Data for review START

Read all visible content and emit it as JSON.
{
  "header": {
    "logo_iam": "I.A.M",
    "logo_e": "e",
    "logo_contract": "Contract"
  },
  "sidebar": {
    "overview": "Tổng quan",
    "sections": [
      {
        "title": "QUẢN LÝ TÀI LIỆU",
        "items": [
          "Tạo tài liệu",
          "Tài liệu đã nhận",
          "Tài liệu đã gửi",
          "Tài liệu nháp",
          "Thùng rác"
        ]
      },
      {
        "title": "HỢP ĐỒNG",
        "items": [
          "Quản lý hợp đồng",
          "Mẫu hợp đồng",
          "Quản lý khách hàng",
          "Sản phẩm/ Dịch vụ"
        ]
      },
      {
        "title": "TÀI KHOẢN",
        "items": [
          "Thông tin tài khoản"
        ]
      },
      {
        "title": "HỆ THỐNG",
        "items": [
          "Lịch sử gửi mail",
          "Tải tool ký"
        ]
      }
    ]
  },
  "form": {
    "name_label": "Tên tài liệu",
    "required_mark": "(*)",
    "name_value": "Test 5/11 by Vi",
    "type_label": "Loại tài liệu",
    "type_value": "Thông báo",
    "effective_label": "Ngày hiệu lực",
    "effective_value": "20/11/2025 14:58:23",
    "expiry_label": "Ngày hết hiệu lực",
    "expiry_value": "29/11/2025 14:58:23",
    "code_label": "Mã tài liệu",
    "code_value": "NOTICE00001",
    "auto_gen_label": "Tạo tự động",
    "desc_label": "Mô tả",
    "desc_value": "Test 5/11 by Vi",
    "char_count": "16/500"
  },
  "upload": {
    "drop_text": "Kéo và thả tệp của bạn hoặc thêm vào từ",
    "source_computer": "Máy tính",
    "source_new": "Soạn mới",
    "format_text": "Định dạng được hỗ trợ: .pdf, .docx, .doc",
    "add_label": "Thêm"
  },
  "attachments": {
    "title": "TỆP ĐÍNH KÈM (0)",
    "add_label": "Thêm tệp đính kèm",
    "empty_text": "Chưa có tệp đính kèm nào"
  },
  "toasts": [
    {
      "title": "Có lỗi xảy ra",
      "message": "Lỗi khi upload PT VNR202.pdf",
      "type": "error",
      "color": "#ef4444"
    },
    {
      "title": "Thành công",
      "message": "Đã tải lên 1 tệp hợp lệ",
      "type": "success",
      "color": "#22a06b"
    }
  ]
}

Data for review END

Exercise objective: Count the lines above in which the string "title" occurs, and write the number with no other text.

Reply: 7